Not having to be beholden to a 3rd party to grant you the right to move your money wherever you darn well please, is supposed to be the biggest plus in crypto. Most people will buy their first crypto in some form of digital fiat; from a credit card, from a bank account, or in some form of earned commission in electronic cash. This is going to happen either with a CEX or DEX, a centralized exchange or a decentralized exchange. In all cases, the platform has to provide you a way to take your real financial data, validate it, and get it safely into the crypto world, where you are then permitted to enjoy access to your cryptocurrencies of choice at your leisure. If the rule is largely going to be that every online entity requires KYC to permit transactions, then there is no such thing as permission-free. Owning the end-points is kind of the entire ballgame. The only REAL permission-less crypto is that which is already owned, I would say pre-2017. People who have a lot of early crypto, have a lot of fun ways to pass around their funds either with complete privacy or complete transparency of the transactions without the knowledge of the person who owns the sources for deposit/withdrawal. If you can't get crypto to and from digital fiat without having an account that is verified by name and address at the minimum, social security, govt ID, recent utility bill and live photo of your face holding ID in common practice, then how can it possibly be permission-less? The truth is, you are only able to start shaking the shackles of permission once you are already in crypto, again, unless you got in and stayed in years ago.

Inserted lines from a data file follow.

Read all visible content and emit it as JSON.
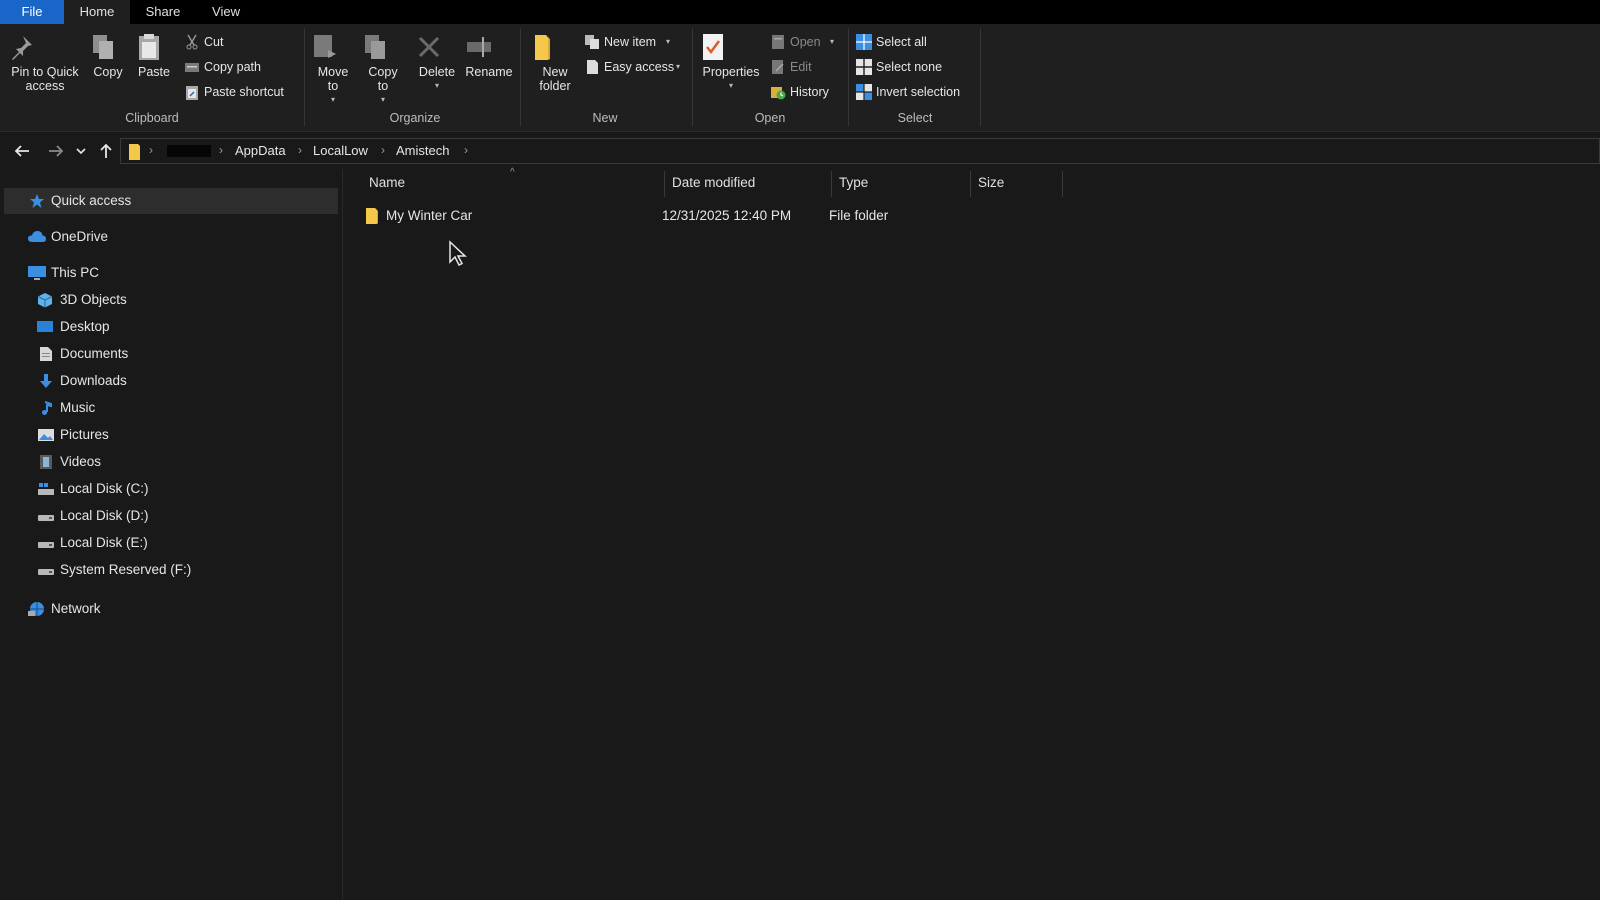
{
  "menu_tabs": {
    "file": "File",
    "home": "Home",
    "share": "Share",
    "view": "View"
  },
  "ribbon": {
    "clipboard": {
      "pin": "Pin to Quick access",
      "copy": "Copy",
      "paste": "Paste",
      "cut": "Cut",
      "copy_path": "Copy path",
      "paste_shortcut": "Paste shortcut",
      "label": "Clipboard"
    },
    "organize": {
      "move_to": "Move to",
      "copy_to": "Copy to",
      "delete": "Delete",
      "rename": "Rename",
      "label": "Organize"
    },
    "new": {
      "new_folder": "New folder",
      "new_item": "New item",
      "easy_access": "Easy access",
      "label": "New"
    },
    "open": {
      "properties": "Properties",
      "open": "Open",
      "edit": "Edit",
      "history": "History",
      "label": "Open"
    },
    "select": {
      "select_all": "Select all",
      "select_none": "Select none",
      "invert_selection": "Invert selection",
      "label": "Select"
    }
  },
  "breadcrumb": [
    "AppData",
    "LocalLow",
    "Amistech"
  ],
  "nav_pane": {
    "quick_access": "Quick access",
    "onedrive": "OneDrive",
    "this_pc": "This PC",
    "this_pc_items": [
      "3D Objects",
      "Desktop",
      "Documents",
      "Downloads",
      "Music",
      "Pictures",
      "Videos",
      "Local Disk (C:)",
      "Local Disk (D:)",
      "Local Disk (E:)",
      "System Reserved (F:)"
    ],
    "network": "Network"
  },
  "columns": {
    "name": "Name",
    "date_modified": "Date modified",
    "type": "Type",
    "size": "Size"
  },
  "files": [
    {
      "name": "My Winter Car",
      "date_modified": "12/31/2025 12:40 PM",
      "type": "File folder",
      "size": ""
    }
  ],
  "colors": {
    "accent": "#1a66c8",
    "folder": "#f5c84c",
    "background": "#191919"
  }
}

Here's one of those areas that I would have to imagine Roger and I agree on many philosophical levels, and strongly disagree on some of the facts. Example; Kraken is considered a reputable, even admirable example of a centralized exchange. The owner/founder has often been interviewed and speaks to the struggles of getting choked out by banks freezing their accounts and a lot of the rubbish that goes along with crypto. I mention them, because Roger Ver is among their early Angel investors. Kraken, being fully regulated, requires full-on KYC background checks, including running government searches, collecting, filing, and reporting data to authorities. It's the only way they can play, remember the sandbox, and they are a good example of a good player. They won't throw sand in your eyes, but they will tell the authorities that your eyes were blue and you were 6'2". This is at the opposite end of the pro-silk road position liberally shared in the video. A free market can't exist without boundaries, and unfortunately right now, that means a backwards logic that traps those who just want to enjoy the freedom of access to better money, while protecting many of those who truly want to use crypto for harmful reasons.

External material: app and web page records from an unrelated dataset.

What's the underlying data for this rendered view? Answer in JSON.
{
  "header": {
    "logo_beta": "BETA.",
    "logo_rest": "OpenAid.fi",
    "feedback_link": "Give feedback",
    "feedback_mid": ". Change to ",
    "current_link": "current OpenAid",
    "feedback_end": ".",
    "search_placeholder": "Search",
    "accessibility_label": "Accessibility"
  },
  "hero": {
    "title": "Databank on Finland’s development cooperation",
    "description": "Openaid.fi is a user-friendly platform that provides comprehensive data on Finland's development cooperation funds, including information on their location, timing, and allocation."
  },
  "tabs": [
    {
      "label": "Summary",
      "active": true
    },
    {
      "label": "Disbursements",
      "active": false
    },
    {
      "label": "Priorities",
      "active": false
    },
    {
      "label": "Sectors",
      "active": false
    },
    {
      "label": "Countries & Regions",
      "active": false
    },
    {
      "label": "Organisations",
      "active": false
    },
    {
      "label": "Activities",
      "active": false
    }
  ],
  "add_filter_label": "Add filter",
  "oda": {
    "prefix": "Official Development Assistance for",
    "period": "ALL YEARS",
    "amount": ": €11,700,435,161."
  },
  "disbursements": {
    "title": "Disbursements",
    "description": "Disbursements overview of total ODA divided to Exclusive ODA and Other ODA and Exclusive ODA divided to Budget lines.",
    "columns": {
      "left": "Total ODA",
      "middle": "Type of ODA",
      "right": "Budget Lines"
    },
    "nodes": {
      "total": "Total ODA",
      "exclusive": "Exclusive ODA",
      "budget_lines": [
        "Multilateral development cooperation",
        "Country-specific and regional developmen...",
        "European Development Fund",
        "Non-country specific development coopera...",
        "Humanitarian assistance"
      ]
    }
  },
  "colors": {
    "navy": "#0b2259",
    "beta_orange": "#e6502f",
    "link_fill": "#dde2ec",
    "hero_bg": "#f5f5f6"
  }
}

In Summary, I find myself conceptually in harmony with statements made (and this is before we really dig in!!!), but simultaneously finding that the reality of those ideals are far from ideal.
We are already in the dystopian part of this whole thing, and once again the major players have failed to deliver the mainstream, and it seems that governments are going to start doing our job for us.
This virus, whether planned or naturally-occurring, is already providing a platform to control, over-reach and tyranny the likes humanity has not seen. Whether you are on one extreme or the other how this is going to pan out, chipped, dipped, clipped and vaccinated, the digital stablecoin talk, government-issued, is going to be the stage that people simply need to be more aware of. People in this day and age tend to be vastly under-educated in human nature, government power, general economics and how these can join together as an all-out war against belief, thought, and individualism.
We need freedom.
Digital makes that possible, but infinitely complex. Now more than ever, we need products that live up to the ideals of the giants of crypto, like Roger and in my book, the guys joining in the discussion in this video.
I hope you found this a bit of food for thought. If so, please share and most importantly; watch the video!
... and for now, Crypto Gordon Freeman, the Free Man, Crypto Super Hero out.